Website and app data records
····················

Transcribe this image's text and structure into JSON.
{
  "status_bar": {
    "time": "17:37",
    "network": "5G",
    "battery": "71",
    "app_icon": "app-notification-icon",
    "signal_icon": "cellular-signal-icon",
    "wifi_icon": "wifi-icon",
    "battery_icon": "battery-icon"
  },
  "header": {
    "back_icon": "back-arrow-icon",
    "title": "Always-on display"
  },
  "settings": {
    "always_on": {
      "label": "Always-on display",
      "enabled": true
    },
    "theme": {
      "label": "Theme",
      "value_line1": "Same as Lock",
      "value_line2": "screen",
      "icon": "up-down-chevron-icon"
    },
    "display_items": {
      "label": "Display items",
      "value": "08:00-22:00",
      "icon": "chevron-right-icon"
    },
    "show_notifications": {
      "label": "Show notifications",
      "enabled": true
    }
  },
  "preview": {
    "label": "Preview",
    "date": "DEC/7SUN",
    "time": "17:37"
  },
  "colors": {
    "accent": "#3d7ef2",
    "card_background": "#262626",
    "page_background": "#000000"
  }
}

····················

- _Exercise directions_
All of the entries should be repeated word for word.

- _Result of the exercise_
Transcribe this image's text and structure into JSON.
{
  "status_bar": {
    "time": "17:37",
    "network": "5G",
    "battery": "71",
    "app_icon": "app-notification-icon",
    "signal_icon": "cellular-signal-icon",
    "wifi_icon": "wifi-icon",
    "battery_icon": "battery-icon"
  },
  "header": {
    "back_icon": "back-arrow-icon",
    "title": "Always-on display"
  },
  "settings": {
    "always_on": {
      "label": "Always-on display",
      "enabled": true
    },
    "theme": {
      "label": "Theme",
      "value_line1": "Same as Lock",
      "value_line2": "screen",
      "icon": "up-down-chevron-icon"
    },
    "display_items": {
      "label": "Display items",
      "value": "08:00-22:00",
      "icon": "chevron-right-icon"
    },
    "show_notifications": {
      "label": "Show notifications",
      "enabled": true
    }
  },
  "preview": {
    "label": "Preview",
    "date": "DEC/7SUN",
    "time": "17:37"
  },
  "colors": {
    "accent": "#3d7ef2",
    "card_background": "#262626",
    "page_background": "#000000"
  }
}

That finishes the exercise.